Without omitting anything, return the records precisely as given.

-=-=-=-=-

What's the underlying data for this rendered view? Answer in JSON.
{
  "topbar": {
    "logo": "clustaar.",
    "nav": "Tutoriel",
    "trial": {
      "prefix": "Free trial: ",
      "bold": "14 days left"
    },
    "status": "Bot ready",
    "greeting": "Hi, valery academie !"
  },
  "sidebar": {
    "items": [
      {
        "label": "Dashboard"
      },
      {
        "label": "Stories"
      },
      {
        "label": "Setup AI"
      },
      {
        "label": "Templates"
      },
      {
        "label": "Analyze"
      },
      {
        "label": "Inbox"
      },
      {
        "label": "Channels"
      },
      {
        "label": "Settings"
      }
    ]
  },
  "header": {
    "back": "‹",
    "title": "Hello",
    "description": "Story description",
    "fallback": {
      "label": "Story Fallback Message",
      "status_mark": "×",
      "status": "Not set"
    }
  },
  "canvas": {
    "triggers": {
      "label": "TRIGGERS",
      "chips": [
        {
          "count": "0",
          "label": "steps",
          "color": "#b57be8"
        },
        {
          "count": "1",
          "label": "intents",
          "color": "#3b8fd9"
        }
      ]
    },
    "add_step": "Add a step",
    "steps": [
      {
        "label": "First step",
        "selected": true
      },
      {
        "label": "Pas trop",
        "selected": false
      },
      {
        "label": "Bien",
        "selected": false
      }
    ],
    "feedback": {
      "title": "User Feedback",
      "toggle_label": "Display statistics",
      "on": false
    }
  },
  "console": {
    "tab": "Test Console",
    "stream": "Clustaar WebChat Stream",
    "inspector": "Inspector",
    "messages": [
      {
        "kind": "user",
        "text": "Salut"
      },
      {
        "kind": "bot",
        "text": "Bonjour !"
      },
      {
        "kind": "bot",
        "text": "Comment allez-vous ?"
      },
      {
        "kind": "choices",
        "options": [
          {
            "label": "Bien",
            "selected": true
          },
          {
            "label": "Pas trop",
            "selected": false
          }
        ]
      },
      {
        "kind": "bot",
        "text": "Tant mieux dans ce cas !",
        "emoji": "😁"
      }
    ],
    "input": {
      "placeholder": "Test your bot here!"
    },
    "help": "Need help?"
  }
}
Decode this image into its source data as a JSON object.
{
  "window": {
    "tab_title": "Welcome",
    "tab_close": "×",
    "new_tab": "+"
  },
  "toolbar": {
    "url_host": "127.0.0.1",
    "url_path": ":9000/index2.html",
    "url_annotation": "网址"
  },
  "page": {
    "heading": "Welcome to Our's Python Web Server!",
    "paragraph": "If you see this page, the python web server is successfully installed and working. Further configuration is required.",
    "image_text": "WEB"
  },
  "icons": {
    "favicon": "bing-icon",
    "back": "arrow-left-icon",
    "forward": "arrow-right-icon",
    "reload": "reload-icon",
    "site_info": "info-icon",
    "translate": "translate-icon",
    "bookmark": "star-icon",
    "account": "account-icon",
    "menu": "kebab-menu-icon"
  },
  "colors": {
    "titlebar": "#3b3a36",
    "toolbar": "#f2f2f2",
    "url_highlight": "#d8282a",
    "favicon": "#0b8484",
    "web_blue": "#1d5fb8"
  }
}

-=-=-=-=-

EXPECTED OUTPUT:
What's the underlying data for this rendered view? Answer in JSON.
{
  "topbar": {
    "logo": "clustaar.",
    "nav": "Tutoriel",
    "trial": {
      "prefix": "Free trial: ",
      "bold": "14 days left"
    },
    "status": "Bot ready",
    "greeting": "Hi, valery academie !"
  },
  "sidebar": {
    "items": [
      {
        "label": "Dashboard"
      },
      {
        "label": "Stories"
      },
      {
        "label": "Setup AI"
      },
      {
        "label": "Templates"
      },
      {
        "label": "Analyze"
      },
      {
        "label": "Inbox"
      },
      {
        "label": "Channels"
      },
      {
        "label": "Settings"
      }
    ]
  },
  "header": {
    "back": "‹",
    "title": "Hello",
    "description": "Story description",
    "fallback": {
      "label": "Story Fallback Message",
      "status_mark": "×",
      "status": "Not set"
    }
  },
  "canvas": {
    "triggers": {
      "label": "TRIGGERS",
      "chips": [
        {
          "count": "0",
          "label": "steps",
          "color": "#b57be8"
        },
        {
          "count": "1",
          "label": "intents",
          "color": "#3b8fd9"
        }
      ]
    },
    "add_step": "Add a step",
    "steps": [
      {
        "label": "First step",
        "selected": true
      },
      {
        "label": "Pas trop",
        "selected": false
      },
      {
        "label": "Bien",
        "selected": false
      }
    ],
    "feedback": {
      "title": "User Feedback",
      "toggle_label": "Display statistics",
      "on": false
    }
  },
  "console": {
    "tab": "Test Console",
    "stream": "Clustaar WebChat Stream",
    "inspector": "Inspector",
    "messages": [
      {
        "kind": "user",
        "text": "Salut"
      },
      {
        "kind": "bot",
        "text": "Bonjour !"
      },
      {
        "kind": "bot",
        "text": "Comment allez-vous ?"
      },
      {
        "kind": "choices",
        "options": [
          {
            "label": "Bien",
            "selected": true
          },
          {
            "label": "Pas trop",
            "selected": false
          }
        ]
      },
      {
        "kind": "bot",
        "text": "Tant mieux dans ce cas !",
        "emoji": "😁"
      }
    ],
    "input": {
      "placeholder": "Test your bot here!"
    },
    "help": "Need help?"
  }
}
Decode this image into its source data as a JSON object.
{
  "window": {
    "tab_title": "Welcome",
    "tab_close": "×",
    "new_tab": "+"
  },
  "toolbar": {
    "url_host": "127.0.0.1",
    "url_path": ":9000/index2.html",
    "url_annotation": "网址"
  },
  "page": {
    "heading": "Welcome to Our's Python Web Server!",
    "paragraph": "If you see this page, the python web server is successfully installed and working. Further configuration is required.",
    "image_text": "WEB"
  },
  "icons": {
    "favicon": "bing-icon",
    "back": "arrow-left-icon",
    "forward": "arrow-right-icon",
    "reload": "reload-icon",
    "site_info": "info-icon",
    "translate": "translate-icon",
    "bookmark": "star-icon",
    "account": "account-icon",
    "menu": "kebab-menu-icon"
  },
  "colors": {
    "titlebar": "#3b3a36",
    "toolbar": "#f2f2f2",
    "url_highlight": "#d8282a",
    "favicon": "#0b8484",
    "web_blue": "#1d5fb8"
  }
}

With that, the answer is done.